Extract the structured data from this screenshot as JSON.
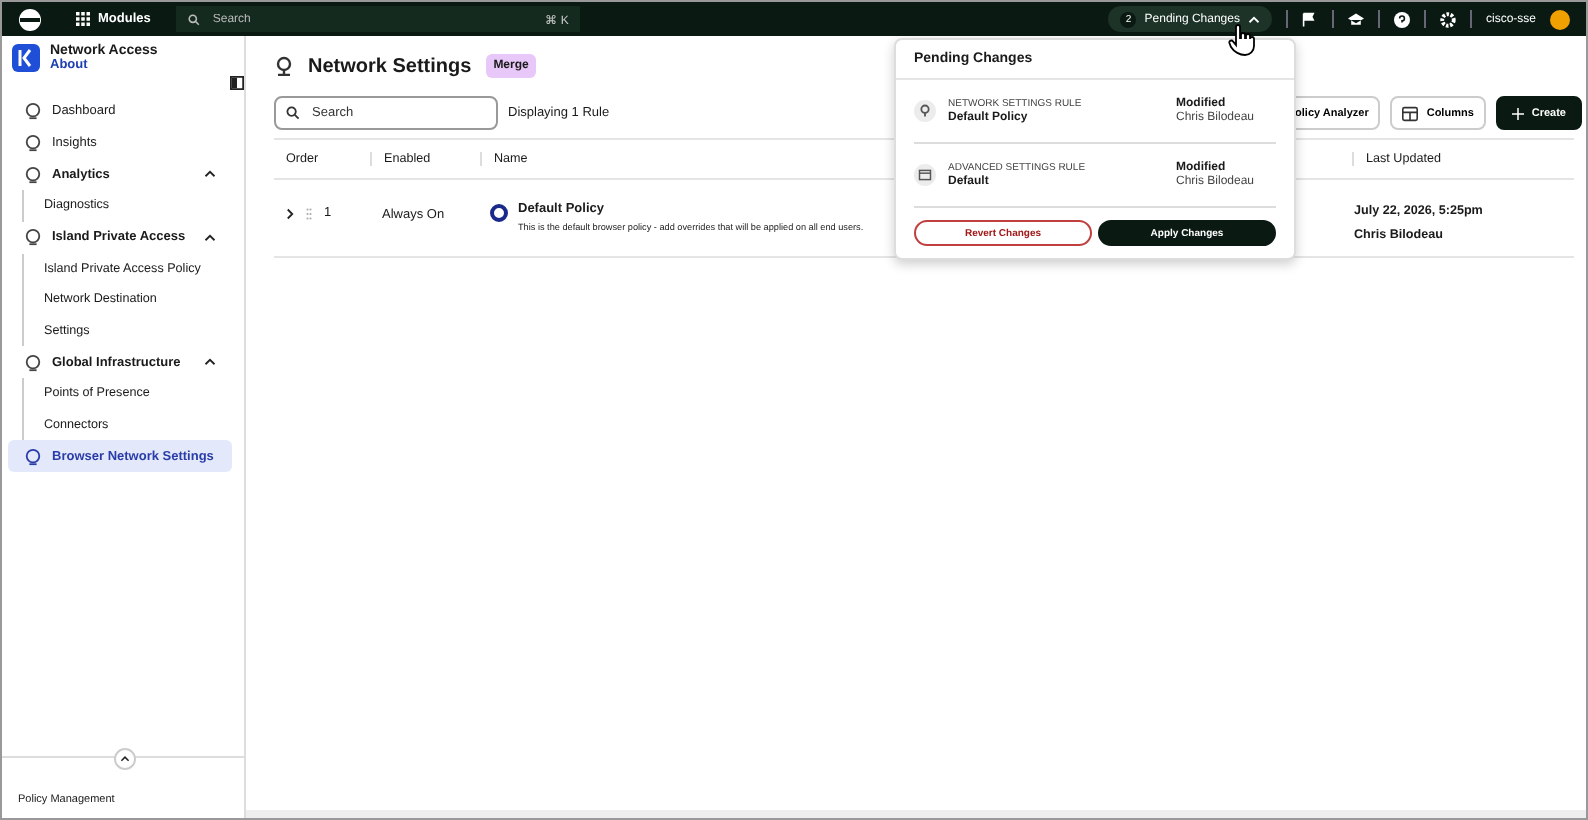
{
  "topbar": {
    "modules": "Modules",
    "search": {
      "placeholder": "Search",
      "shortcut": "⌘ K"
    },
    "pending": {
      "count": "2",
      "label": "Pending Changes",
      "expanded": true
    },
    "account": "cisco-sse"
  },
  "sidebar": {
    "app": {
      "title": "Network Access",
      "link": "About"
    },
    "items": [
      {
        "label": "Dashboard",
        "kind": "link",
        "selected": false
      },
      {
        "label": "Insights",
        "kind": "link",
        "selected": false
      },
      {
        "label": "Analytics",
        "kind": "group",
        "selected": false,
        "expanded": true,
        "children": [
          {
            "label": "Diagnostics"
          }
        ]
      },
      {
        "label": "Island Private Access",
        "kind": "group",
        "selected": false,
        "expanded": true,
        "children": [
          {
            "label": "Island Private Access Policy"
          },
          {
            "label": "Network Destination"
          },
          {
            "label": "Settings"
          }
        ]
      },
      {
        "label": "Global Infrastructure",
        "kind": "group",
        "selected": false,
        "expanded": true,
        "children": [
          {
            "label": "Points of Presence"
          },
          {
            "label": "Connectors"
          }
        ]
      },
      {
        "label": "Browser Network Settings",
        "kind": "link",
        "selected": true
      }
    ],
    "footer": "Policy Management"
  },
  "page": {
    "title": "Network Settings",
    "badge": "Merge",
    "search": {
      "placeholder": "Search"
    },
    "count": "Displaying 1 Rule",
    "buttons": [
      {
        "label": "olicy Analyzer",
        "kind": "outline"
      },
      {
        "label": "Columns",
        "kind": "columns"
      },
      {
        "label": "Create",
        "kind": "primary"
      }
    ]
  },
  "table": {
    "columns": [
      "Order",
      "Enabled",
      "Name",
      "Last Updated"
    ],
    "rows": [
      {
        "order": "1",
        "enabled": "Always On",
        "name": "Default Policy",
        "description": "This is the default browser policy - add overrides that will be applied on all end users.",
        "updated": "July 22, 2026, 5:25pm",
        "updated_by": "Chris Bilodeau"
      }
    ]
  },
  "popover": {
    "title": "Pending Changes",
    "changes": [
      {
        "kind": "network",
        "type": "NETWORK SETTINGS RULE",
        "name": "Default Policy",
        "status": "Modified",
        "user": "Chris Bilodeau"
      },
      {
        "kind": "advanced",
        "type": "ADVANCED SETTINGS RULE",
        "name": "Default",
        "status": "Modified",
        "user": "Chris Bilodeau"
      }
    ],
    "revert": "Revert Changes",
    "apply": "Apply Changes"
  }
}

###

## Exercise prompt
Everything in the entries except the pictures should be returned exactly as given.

## Final answer
Extract the structured data from this screenshot as JSON.
{
  "topbar": {
    "modules": "Modules",
    "search": {
      "placeholder": "Search",
      "shortcut": "⌘ K"
    },
    "pending": {
      "count": "2",
      "label": "Pending Changes",
      "expanded": true
    },
    "account": "cisco-sse"
  },
  "sidebar": {
    "app": {
      "title": "Network Access",
      "link": "About"
    },
    "items": [
      {
        "label": "Dashboard",
        "kind": "link",
        "selected": false
      },
      {
        "label": "Insights",
        "kind": "link",
        "selected": false
      },
      {
        "label": "Analytics",
        "kind": "group",
        "selected": false,
        "expanded": true,
        "children": [
          {
            "label": "Diagnostics"
          }
        ]
      },
      {
        "label": "Island Private Access",
        "kind": "group",
        "selected": false,
        "expanded": true,
        "children": [
          {
            "label": "Island Private Access Policy"
          },
          {
            "label": "Network Destination"
          },
          {
            "label": "Settings"
          }
        ]
      },
      {
        "label": "Global Infrastructure",
        "kind": "group",
        "selected": false,
        "expanded": true,
        "children": [
          {
            "label": "Points of Presence"
          },
          {
            "label": "Connectors"
          }
        ]
      },
      {
        "label": "Browser Network Settings",
        "kind": "link",
        "selected": true
      }
    ],
    "footer": "Policy Management"
  },
  "page": {
    "title": "Network Settings",
    "badge": "Merge",
    "search": {
      "placeholder": "Search"
    },
    "count": "Displaying 1 Rule",
    "buttons": [
      {
        "label": "olicy Analyzer",
        "kind": "outline"
      },
      {
        "label": "Columns",
        "kind": "columns"
      },
      {
        "label": "Create",
        "kind": "primary"
      }
    ]
  },
  "table": {
    "columns": [
      "Order",
      "Enabled",
      "Name",
      "Last Updated"
    ],
    "rows": [
      {
        "order": "1",
        "enabled": "Always On",
        "name": "Default Policy",
        "description": "This is the default browser policy - add overrides that will be applied on all end users.",
        "updated": "July 22, 2026, 5:25pm",
        "updated_by": "Chris Bilodeau"
      }
    ]
  },
  "popover": {
    "title": "Pending Changes",
    "changes": [
      {
        "kind": "network",
        "type": "NETWORK SETTINGS RULE",
        "name": "Default Policy",
        "status": "Modified",
        "user": "Chris Bilodeau"
      },
      {
        "kind": "advanced",
        "type": "ADVANCED SETTINGS RULE",
        "name": "Default",
        "status": "Modified",
        "user": "Chris Bilodeau"
      }
    ],
    "revert": "Revert Changes",
    "apply": "Apply Changes"
  }
}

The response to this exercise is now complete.